Extreme Ideas and Extreme Tactics?
By Joseph Young
What makes an extremist extreme? It is a conventional wisdom in studies of political violence to assume that extreme preferences on a policy outcome equal a desire for extreme measures. Is this true? If a person is strongly against abortion, are they more likely to commit acts of violence to stop it than someone who is moderately against abortion?
Max Abrahms of Johns Hopkins challenges this common knowledge. He agrees that extreme tactics by dissident groups leads to an audience perception that the group has extreme beliefs. In his estimation, however, this can be quite counterproductive. For Abrahms, if elites wish to persuade their domestic audiences that a group cannot be negotiated with, extreme dissident tactics can actually harden the resolve of the targeted government. For example, Hamas is perceived by the Israelis as a group that is extreme in their preferences, because of their use of suicide attacks. Are they? Since the Israeli-Palestinian conflict is maybe the most emotive and divisive conflict on Earth, the answer to this question is hotly debated. Instead, let’s consider a group like the Army of God in the US. While some people question their groupness, their goal is clear: ending legalized abortion. A recent Gallup poll suggests that about 1 out of 5 Americans agrees with this position, a rough percentage has remained stable since 2004. In a separate question, about half the respondents considered themselves pro-life. We can all probably agree that Eric Rudolph bombing the Atlanta Olympics or Paul Hill gunning down an abortion provider (and his bodyguard) in Pensacola, Florida are extreme tactics. But are their positions extreme?

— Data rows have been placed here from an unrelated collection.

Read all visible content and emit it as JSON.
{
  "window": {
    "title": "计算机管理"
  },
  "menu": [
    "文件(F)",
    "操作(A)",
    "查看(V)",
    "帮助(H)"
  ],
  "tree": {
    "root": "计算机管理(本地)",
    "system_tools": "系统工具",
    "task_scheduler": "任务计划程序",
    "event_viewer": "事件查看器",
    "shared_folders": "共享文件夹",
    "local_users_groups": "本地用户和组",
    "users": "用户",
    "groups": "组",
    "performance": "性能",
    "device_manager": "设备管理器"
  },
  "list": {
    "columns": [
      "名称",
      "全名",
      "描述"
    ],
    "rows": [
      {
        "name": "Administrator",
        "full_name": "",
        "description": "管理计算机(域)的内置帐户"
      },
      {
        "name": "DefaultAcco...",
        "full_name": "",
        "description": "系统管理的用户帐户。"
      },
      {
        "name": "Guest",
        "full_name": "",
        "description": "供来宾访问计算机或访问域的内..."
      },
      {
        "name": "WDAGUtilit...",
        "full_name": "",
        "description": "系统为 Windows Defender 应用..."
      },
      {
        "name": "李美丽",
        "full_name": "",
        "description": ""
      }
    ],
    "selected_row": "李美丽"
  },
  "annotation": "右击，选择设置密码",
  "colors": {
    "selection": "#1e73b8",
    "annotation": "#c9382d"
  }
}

As I mentioned in a previous post, political scientists are warming to the use of experimental methods to unpack these kinds of questions. Abrahms uses a survey experiment in a forthcoming piece in International Studies Quarterly to take on this assumption central to many recent bargaining models of conflict (including ones that I borrow from). Begun by Schelling around 1960 and refined by Fearon and others in the mid 1990s, bargaining theory is arguably one of the most productive research programs in International Relations explaining everything from internal ethnic conflict to interstate war. One of the key points of this approach is that violence lends credibility to threats in an anarchic world filled with uncertainty and asymmetric information.
While Abrahms agrees that violence can increase the credibility of a threat, he claims it can also undermine the credibility of a group’s/individual’s claim that they will refrain from violence in the future, what he calls the Credibility Paradox. The reason (causal mechanism) that violence can be counterproductive for groups is what Abrahms calls the Correspondence of Means and Ends bias. In short, as the extremeness of a challenger’s means increase, so too do the perceived extremeness of his/her ends particularly in the minds of citizens of the target country.
To test this, Abrahms presents subjects with a simple story about a group. The group has a relatively moderate demand: release some of their confederates from prison. In exchange, the group promises to lay down their weapons. Each subject then was assigned to one of two conditions. The first condition (the control), the group captures some American hostages but does not hurt them. The second condition (the treatment) is nearly identical except the group kills the hostages. In sum, each scenario is the same as a group with moderate demands takes hostages. They differ based on the extremity of their tactics.
Comparing respondent’s scores between the treatment and control group, Abrahms finds respondents exposed to the more extreme tactics condition were:
- 20 percent more likely to rate the group’s preferences as the most extreme on a standard 7-point ordinal scale.
- 23 percent more likely to believe the group would not demobilize upon achieving its demand to free the imprisoned leaders.
Since the end goal was the same, Abrahms attributes this disconnect to the Correspondence of Means and Ends bias.
Abrahms recent research is ambitious as it challenges the hegemonic bargaining models of conflict that make these assumptions. It brings psychology back into the center of conflict studies a la Ted Gurr. It is also part of his larger attempt to show that terrorism is generally associated with failure.
As an end user of bargaining theory, I, of course, have a stake in the argument. The easiest criticism is that is a single experiment, and the results don’t generalize to other populations. Since this was a US sample, the experiment could be tapping into US post 9/11 perceptions of terrorism rather than larger empirical patterns across countries and time periods. Additionally, a casual look at many groups that use terrorism suggests that they have fairly extreme positions on the issues that drive their violence. Al-Qaeda would like to establish a global Caliphate where Sharia is the law of the land. This is far from moderate. Hamas would like all of the land from river (the Jordan) to sea (the Mediterranean), not exactly a compromising position. The LTTE wanted their own state, so did the PKK, ditto ETA. The Army of God is an exception, but on average it seems like many of these groups have objectively extreme demands. These goals shift, but it seems there is a positive relationship between tactics and demands. With that said, Max Abrahms is pushing the boundaries of the debate and inspires me to want to do work that casts doubt on his claims, something I can’t say about most recent research.